  • Unless patched, hackers will gain remote access into upwards of 8.8K servers (and counting) managing hundreds of thousands of endpoints and tens of thousands of businesses.

Find Huntress’s full findings and recommendations here.

Cybercriminals Actively Exploiting the Vulnerability in the Wild

Bitdefender told MSSP Alert that cybercriminals have begun actively exploiting the vulnerability in the wild, and that its analysis indicates the use of malicious extensions. 

According to its technical advisory, Bitdefender’s threat teams has noticed several instances of potential attacks leveraging the extensions folder of ScreenConnect located at: %ProgramFiles(x86)%\ScreenConnect\App_Extensions.

While Huntress believes this location could be exploited for file uploads in the root of the folder, Bitdefender’s observations “suggest the use of regular extensions. Thus, the triggered detection (Generic.Cert.Downloader.1) suggests the presence of a downloader based on the certutil.exe built-in tool.

Threat actors commonly employ this tool with -urlcache or -f arguments to initiate the download of additional malicious payloads onto the victim's system, Bitdefender said.

CISA's Cyber Defense Plan for RMM

In August 2023 the Cybersecurity and Infrastructure Security Agency (CISA) published the Cyber Defense Plan for Remote Monitoring and Management (RMM), the first proactive plan developed by industry and government partners through the Joint Cyber Defense Collaborative (JCDC) as part of CISA's 2023 Planning Agenda. This plan provides a clear roadmap to advance security and resilience of the RMM ecosystem and further specific lines of effort in the National Cyber Strategy to scale public-private collaboration and in the CISA Cybersecurity Strategic Plan to drive adoption of the most impactful security measures.

CISA said the RMM Cyber Defense Plan provides a clear roadmap to advance security and resilience of this critical ecosystem, including RMM vendors, MSPs, MSSPs, small and medium sized businesses (SMBs), and critical infrastructure operators. 

The RMM Cyber Defense Plan is built on two foundational pillars -- operational collaboration and cyber defense guidance.

CISA's focus on RMM software followed two cyberattacks targeted through IT services and MSP platform companies -- the SolarWinds breach and the Kaseya ransomware attack.

Jim Masters

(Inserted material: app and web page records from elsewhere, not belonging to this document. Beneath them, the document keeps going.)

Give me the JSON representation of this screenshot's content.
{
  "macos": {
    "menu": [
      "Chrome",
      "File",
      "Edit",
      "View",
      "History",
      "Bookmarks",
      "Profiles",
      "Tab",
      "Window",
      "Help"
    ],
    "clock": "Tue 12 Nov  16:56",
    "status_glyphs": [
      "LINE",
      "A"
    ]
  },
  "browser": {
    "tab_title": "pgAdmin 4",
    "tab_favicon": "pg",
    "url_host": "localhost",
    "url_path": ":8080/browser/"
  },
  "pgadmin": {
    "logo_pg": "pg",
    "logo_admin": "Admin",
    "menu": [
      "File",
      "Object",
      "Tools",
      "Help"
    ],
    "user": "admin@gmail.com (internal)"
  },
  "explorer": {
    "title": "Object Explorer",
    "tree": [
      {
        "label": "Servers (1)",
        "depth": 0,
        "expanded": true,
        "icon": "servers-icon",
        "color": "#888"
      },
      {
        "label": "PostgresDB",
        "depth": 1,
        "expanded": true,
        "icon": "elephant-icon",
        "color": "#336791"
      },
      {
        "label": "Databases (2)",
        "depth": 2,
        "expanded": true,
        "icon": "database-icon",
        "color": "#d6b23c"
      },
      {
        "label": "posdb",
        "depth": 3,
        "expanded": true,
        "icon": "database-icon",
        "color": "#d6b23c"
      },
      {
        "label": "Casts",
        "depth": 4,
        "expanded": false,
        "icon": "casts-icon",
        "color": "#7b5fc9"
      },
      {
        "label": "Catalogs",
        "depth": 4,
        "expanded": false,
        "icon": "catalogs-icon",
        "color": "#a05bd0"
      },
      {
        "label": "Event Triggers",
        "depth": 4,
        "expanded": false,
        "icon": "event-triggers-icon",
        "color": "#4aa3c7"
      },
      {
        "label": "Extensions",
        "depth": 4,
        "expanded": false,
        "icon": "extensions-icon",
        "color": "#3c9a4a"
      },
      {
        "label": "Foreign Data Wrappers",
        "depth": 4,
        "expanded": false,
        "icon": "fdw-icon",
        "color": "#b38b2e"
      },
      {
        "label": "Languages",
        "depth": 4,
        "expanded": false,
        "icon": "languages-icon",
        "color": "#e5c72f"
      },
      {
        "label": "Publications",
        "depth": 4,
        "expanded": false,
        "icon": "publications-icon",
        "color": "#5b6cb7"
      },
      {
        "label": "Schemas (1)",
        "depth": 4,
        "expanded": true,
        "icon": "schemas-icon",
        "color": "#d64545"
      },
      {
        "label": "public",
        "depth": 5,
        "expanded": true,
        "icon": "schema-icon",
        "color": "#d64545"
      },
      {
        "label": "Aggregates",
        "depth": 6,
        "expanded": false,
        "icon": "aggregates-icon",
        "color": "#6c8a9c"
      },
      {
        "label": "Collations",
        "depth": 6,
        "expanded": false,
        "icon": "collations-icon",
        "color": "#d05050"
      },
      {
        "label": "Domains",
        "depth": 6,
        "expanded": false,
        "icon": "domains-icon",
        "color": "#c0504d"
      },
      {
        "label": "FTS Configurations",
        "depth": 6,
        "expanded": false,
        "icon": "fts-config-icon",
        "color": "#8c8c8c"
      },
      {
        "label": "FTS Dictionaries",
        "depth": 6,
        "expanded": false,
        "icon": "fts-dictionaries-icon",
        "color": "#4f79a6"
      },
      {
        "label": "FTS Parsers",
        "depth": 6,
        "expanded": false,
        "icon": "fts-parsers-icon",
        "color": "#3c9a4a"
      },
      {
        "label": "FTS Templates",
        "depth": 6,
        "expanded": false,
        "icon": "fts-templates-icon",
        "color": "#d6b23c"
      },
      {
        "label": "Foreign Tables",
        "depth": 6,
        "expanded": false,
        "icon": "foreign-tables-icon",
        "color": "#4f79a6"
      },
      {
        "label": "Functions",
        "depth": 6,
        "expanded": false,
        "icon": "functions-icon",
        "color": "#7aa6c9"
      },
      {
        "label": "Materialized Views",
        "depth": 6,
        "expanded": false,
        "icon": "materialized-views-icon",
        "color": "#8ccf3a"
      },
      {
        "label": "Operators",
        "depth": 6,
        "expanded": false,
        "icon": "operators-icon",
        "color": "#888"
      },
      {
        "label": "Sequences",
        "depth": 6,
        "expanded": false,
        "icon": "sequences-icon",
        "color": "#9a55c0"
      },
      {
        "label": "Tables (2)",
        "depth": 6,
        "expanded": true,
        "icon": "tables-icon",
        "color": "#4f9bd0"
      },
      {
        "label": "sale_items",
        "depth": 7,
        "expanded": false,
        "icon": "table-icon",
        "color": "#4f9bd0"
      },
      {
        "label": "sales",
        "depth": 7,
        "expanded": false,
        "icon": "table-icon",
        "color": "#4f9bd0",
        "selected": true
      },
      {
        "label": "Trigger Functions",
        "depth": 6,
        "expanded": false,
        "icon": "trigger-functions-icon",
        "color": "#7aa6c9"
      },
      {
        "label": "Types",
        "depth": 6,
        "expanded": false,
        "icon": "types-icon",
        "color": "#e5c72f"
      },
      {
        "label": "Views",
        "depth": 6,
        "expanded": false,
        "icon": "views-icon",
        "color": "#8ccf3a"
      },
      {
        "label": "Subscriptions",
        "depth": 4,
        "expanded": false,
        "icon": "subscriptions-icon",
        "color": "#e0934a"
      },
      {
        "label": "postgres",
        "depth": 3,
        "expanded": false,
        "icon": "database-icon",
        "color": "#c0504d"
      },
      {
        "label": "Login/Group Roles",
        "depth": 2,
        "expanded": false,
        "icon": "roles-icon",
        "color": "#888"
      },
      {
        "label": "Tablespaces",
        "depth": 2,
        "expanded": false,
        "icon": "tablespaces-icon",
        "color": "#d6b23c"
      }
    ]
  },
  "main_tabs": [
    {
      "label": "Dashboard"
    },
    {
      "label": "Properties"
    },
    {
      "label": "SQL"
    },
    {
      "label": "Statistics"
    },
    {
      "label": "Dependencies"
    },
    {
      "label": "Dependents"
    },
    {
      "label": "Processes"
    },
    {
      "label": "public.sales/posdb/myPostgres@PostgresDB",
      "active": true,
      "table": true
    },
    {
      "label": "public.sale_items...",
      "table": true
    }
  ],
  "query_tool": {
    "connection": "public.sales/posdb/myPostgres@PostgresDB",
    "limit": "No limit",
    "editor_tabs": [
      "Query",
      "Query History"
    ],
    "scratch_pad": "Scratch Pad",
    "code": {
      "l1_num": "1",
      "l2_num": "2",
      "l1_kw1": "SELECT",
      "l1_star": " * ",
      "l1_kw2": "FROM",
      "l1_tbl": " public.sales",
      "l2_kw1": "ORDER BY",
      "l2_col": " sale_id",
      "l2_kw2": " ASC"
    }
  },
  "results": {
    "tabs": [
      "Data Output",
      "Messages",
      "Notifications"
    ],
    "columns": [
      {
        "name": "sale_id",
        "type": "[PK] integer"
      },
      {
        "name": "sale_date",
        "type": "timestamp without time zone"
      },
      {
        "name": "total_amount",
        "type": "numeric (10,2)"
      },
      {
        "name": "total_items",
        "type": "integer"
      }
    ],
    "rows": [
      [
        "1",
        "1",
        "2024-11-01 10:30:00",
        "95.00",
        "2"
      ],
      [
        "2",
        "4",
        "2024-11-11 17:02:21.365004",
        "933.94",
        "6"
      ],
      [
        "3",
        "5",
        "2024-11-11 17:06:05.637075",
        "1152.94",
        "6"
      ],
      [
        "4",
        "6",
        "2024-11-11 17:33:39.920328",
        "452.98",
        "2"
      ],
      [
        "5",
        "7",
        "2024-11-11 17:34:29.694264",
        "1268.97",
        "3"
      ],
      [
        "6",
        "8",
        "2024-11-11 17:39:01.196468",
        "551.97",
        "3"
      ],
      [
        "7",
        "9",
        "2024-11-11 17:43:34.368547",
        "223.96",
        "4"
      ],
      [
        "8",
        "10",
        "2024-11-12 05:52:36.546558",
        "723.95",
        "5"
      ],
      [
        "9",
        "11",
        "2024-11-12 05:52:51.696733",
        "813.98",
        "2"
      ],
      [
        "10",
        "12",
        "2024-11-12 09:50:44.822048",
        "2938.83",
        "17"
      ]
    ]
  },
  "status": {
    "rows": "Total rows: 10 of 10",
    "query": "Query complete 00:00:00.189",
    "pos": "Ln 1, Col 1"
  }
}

Jim Masters is Managing Editor of MSSP Alert, and holds a B.A. degree in Journalism from Northern Illinois University. His career has spanned governmental and investigative reporting for daily newspapers in the Northwest Indiana Region and 16 years in a global internal communications role for a Fortune 500 professional services company. Additionally, he is co-owner of the Lake County Corn Dogs minor league baseball franchise, located in Crown Point, Indiana. In his spare time, he enjoys writing and recording his own music, oil painting, biking, volleyball, golf and cheering on the Corn Dogs.